“iPhone.” “Technological innovation.” “Jobs.” These are the words that come to mind when you think of technology giant Apple, Inc. You can now add “employee theft screening” to this list. On November 7, the Honorable William Alsup of the United States District Court for the Northern District of California issued an order granting Apple’s Motion for Summary Judgment as to each and every remaining claim brought against Apple by a class of approximately 12,400 former and current Apple employees employed in California.
The class action lawsuit came about as a result of Apple’s implementation and enforcement of its “Employee Package and Bag Searches” policy. Growing concerns in 2009 with employee theft of its products from Apple’s retail stores led the company to institute the written policy, which imposed mandatory searches of employees’ bags, purses, backpacks or briefcase, whenever they left the store. The searches were conducted across all 52 Apple retail stores in California. The policy requires employees finishing their work shift to find a manager or member of the store’s security team to search their bags and packages before leaving the store. Employees who fail to do so and simply leave the store at the end of their shift are subject to disciplinary action, up to and including termination.
According to the employees, the security checks were not quite as efficient as some of your favorite iPad applications. Employees claimed managers and security guards were not always available to conduct the searches for various reasons, resulting in lengthy delays to begin and complete the search. Although some employees claimed that bag searches in front of customers were “demoralizing,” it is highly unlikely this practice would have resulted in a lawsuit if Apple paid employees for the time it took to check their bags after the end of their shift. However, as Judge Alsup’s decision explains, Apple’s “[e]mployee time-keeping systems were generally kept within the store, so employees had to clock out prior to undergoing a search, and their recorded hours worked did not account for the time waiting for a search to be completed.”

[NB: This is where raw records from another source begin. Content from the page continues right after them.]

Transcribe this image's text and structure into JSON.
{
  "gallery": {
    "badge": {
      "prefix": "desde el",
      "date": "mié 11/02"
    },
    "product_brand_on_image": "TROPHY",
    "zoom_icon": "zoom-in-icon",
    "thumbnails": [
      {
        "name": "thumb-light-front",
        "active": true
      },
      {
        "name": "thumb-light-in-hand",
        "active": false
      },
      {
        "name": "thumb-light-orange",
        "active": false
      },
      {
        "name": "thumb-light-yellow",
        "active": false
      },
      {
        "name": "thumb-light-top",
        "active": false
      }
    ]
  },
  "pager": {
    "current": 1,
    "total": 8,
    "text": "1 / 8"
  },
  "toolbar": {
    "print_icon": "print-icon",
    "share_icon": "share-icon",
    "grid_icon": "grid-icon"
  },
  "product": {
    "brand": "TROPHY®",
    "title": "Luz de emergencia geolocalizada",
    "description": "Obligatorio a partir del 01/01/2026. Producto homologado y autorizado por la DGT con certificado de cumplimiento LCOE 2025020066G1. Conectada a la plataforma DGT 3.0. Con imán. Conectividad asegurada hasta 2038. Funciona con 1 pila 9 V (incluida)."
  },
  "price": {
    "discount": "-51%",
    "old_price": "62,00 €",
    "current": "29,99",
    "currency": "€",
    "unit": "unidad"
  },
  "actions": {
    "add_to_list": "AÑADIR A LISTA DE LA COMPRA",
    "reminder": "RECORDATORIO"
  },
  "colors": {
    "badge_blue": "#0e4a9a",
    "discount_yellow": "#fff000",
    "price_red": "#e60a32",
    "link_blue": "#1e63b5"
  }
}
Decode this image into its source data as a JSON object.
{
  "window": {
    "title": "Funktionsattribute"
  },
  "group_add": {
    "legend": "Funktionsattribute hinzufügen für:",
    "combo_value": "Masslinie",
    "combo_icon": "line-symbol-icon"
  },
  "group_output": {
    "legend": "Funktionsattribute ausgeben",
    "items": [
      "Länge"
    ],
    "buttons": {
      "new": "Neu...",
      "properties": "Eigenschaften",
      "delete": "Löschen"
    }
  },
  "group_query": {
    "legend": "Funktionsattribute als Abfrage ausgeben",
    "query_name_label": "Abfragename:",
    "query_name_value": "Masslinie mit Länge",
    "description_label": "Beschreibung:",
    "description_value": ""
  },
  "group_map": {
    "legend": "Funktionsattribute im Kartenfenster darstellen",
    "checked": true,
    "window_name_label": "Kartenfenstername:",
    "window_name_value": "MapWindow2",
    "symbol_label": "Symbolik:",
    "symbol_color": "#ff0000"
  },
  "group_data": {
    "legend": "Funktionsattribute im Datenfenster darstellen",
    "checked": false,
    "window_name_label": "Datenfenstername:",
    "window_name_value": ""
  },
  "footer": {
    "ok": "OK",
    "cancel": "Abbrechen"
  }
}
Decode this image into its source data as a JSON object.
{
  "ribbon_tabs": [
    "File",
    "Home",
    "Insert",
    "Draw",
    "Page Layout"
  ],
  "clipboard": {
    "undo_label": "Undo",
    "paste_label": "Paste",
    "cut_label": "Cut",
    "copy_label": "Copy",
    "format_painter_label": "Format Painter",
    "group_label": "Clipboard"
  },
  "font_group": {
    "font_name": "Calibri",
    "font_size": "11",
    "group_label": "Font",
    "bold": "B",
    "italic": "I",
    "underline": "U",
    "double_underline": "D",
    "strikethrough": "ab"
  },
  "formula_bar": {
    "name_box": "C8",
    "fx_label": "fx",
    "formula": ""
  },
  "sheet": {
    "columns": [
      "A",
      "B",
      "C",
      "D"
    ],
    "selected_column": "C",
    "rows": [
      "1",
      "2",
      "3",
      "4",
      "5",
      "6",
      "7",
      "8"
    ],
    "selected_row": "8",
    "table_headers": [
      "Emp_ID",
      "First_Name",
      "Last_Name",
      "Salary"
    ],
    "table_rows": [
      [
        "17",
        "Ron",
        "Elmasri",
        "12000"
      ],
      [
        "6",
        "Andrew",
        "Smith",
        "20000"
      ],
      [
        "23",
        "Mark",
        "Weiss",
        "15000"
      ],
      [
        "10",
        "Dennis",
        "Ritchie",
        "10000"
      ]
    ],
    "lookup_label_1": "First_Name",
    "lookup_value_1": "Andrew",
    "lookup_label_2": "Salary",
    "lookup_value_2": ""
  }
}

So that’s how 12,400 Apple employees working for 52 different Apple stores across the state of California came to sue their former and/or current employer. The lawsuit included claims under both the Fair Labor Standards Act (“FLSA”), as well as various California wage and hour laws. According to Bloomberg, a law professor familiar with the case estimated Apple could have been slapped with a $60 million tab for unpaid wages and penalties, had things gone the employees’ way.
Judge Alsup, however, ruled against the employees. Most significantly, after the Apple employees initiated their lawsuit, the United States Supreme Court determined in the nearly identical matter of Integrity Staffing Solutions, Inc. v. Busk et al. that the time warehouse workers spent undergoing antitheft security screening after clocking out but before leaving the workplace each day is not compensable under the FLSA. In its unanimous decision, the Justices reasoned that the required security screenings were not “closely related activities… ‘integral and indispensable’ to another principal activity the employees were employed to perform” and were therefore not compensable “principal” activities within the FLSA. They explained that “an activity is integral and indispensable to the principal activities that an employee is employed to perform – and thus compensable under the FLSA – if it is an intrinsic element of those activities and one with which the employee cannot dispense if he is to perform his principal activities.” Thus, although the screenings may have been in some way related to the work that the employees performed at the warehouse, time spent waiting for screenings was not compensable because “the employees could skip the screenings altogether without the safety or effectiveness of their principal activities being substantially impaired.” The Court additionally made clear that its decision applies regardless of whether the security screening is only for the employer’s benefit.
The Integrity Staffing decision resulted in the immediate dismissal of the Apple plaintiffs’ FLSA claims, leaving only their California wage and hour claims. To resolve the remaining state claims, Judge Alsup was required to consider whether under California law the employees were subject to the control of their employer during the time the searches were conducted. Judge Alsup found the dispositive issue to be whether the employee could avoid the search by choosing not to bring to work a bag or other items that would subject the employee to the search rule. After finding that “plaintiffs could all freely choose not to bring bags to work, thereby avoiding Apple’s restrictions during exit searches,” he concluded that this “free choice is fatal to their claims.”
So what are the takeaways from the Integrity Staffing and Apple decisions? For one thing, “free choice” is never truly “free.” For another, this is a win for employers who seek to implement antitheft post- and/or pre-shift security screening, even if the screening is entirely for the employer’s own benefit. Employers are not required to compensate employees under the FLSA so long as the screening can be adequately differentiated from the principal activities for which the employee is hired to perform. California employers must take the additional step of determining whether their employee can avoid subjecting himself or herself to the search by making a different decision. While most other states outside of California will likely follow the FLSA, employers should screen their state and local laws to ensure compliance.